A social and scientific history of hormones

Kathryn Cai // In her forthcoming book Aroused: The History of Hormones and How They Control Just About Everything (June 2018), Randi Hutter Epstein faces a daunting challenge in charting the history of hormonal science from the late nineteenth to the twenty-first century United States. Beginning with the freak shows of the 1890s, which Epstein…

Can Art Save? Liberal Humanism, Empathy, and the “Use” of Creativity — Part III

Sneha Mantri // This is the last in a 3-part series examining the “usefulness” of creativity through the lens of Kazuo Ishiguro’s 2005 novel Never Let Me Go. Part 1 contextualized the students’ art as a manifestation of Romantic tropes; Part 2  took on the climactic, Gothic confrontation between the students and their former headmistress. This final section…

Hints to Mothers, 1837/2018

Livia Arndal Woods // Last month, there was some popular coverage of a recent article in the medical journal Obstetrics and Gynecology. Nathan S. Fox, MD’s “Dos and Don’ts in Pregnancy: Truths and Myths” frames its intervention as evidence-based common-sense pregnancy-best-practices in an “age of the internet” in which women are “bombarded” with more information…

Laughing at Death – Part 2: When the Dying Tell Jokes

James Belarde // “My wallpaper and I are fighting a duel to the death. One of us has got to go.” -Oscar Wilde, shortly before succumbing to illness In Mumbai, India, a kind-looking elderly woman sits on a stool behind a microphone and calmly quips “Life is like that TV journalist Arnab Goswami. Never take…

Doctor Metempsychotic Gloss

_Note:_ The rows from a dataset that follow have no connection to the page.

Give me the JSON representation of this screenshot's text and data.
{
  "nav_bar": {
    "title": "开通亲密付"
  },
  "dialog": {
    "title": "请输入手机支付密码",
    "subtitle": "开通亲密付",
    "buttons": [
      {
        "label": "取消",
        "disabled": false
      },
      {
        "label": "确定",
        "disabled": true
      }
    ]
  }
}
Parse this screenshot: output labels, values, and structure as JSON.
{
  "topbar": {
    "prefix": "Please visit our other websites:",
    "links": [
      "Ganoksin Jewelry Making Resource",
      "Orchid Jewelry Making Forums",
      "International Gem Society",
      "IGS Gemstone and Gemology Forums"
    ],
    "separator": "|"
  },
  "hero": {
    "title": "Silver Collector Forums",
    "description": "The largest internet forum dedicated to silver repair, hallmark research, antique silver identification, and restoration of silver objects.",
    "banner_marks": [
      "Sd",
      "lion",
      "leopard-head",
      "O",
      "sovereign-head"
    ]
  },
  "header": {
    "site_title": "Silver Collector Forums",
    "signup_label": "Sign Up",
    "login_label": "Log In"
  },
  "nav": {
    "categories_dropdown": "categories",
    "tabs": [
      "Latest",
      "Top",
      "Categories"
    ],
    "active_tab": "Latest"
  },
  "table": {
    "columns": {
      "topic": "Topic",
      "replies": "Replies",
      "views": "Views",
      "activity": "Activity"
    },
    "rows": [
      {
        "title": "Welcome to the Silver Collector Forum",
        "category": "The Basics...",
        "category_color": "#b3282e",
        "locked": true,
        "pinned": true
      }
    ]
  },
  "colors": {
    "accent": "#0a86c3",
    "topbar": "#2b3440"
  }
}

Benjamin Gagnon Chainey // « What was Dr. Heraclius Gloss doing in the Old Pigeons’ Alley? What he was doing there, good Lord!… He was looking there for philosophical truth –  and here is how».[1] Doctor Heraclius Gloss, Guy de Maupassant’s last short story, published posthumously in 1921, is in fact one of his first…

Lisa Halliday’s “Asymmetry”: A Misreading

Anna Fenton-Hathaway Despite its title, Asymmetry comprises two seemingly unrelated sections of equal length, appended by a slim and quietly shocking coda. – Alice Gregory, New York Times review (2018) Gregory’s phrase “shocking coda”—and her “seemingly,” I suppose—has ruined me for this book. I am reading like a doctor.

Ockham’s Scalpel

Now in my first year of medical school, I am reminded of the last time I learned a new methodology. I was a first-year student at a liberal arts college and decided to enroll in introduction to philosophy. We had read a few seminal works in our required freshman humanities seminar, and I had enjoyed…

Can Art Save? Liberal Humanism, Empathy, and the “Use” of Creativity

Sneha Mantri // This is the first in a three-part series examining the “usefulness” of creativity through the lens of Kazuo Ishiguro’s 2005 novel Never Let Me Go. Watch for Parts II and III later this spring. In Never Let Me Go, Kazuo Ishiguro constructs a chilling alter world, in which individuals are cloned to…